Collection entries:
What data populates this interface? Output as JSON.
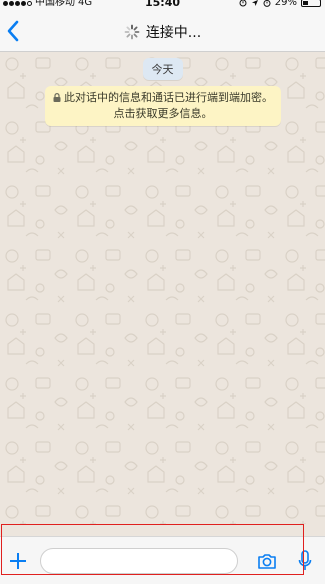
{
  "status_bar": {
    "carrier": "中国移动",
    "network": "4G",
    "time": "15:40",
    "battery": "29%",
    "battery_level": 0.29
  },
  "nav": {
    "title": "连接中..."
  },
  "chat": {
    "date_label": "今天",
    "encryption_notice": "此对话中的信息和通话已进行端到端加密。点击获取更多信息。"
  },
  "input_bar": {
    "message_value": "",
    "message_placeholder": ""
  },
  "colors": {
    "accent": "#0a7ef2",
    "wallpaper": "#ece5dd",
    "notice_bg": "#fdf4c5",
    "date_bg": "#dde8f3",
    "highlight": "#e0201e"
  },
  "icons": [
    "signal-dots-icon",
    "location-arrow-icon",
    "alarm-icon",
    "battery-icon",
    "back-chevron-icon",
    "loading-spinner-icon",
    "lock-icon",
    "plus-icon",
    "camera-icon",
    "microphone-icon"
  ]
}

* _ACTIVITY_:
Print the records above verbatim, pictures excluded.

* _ANSWER TO THIS EXERCISE_:
What data populates this interface? Output as JSON.
{
  "status_bar": {
    "carrier": "中国移动",
    "network": "4G",
    "time": "15:40",
    "battery": "29%",
    "battery_level": 0.29
  },
  "nav": {
    "title": "连接中..."
  },
  "chat": {
    "date_label": "今天",
    "encryption_notice": "此对话中的信息和通话已进行端到端加密。点击获取更多信息。"
  },
  "input_bar": {
    "message_value": "",
    "message_placeholder": ""
  },
  "colors": {
    "accent": "#0a7ef2",
    "wallpaper": "#ece5dd",
    "notice_bg": "#fdf4c5",
    "date_bg": "#dde8f3",
    "highlight": "#e0201e"
  },
  "icons": [
    "signal-dots-icon",
    "location-arrow-icon",
    "alarm-icon",
    "battery-icon",
    "back-chevron-icon",
    "loading-spinner-icon",
    "lock-icon",
    "plus-icon",
    "camera-icon",
    "microphone-icon"
  ]
}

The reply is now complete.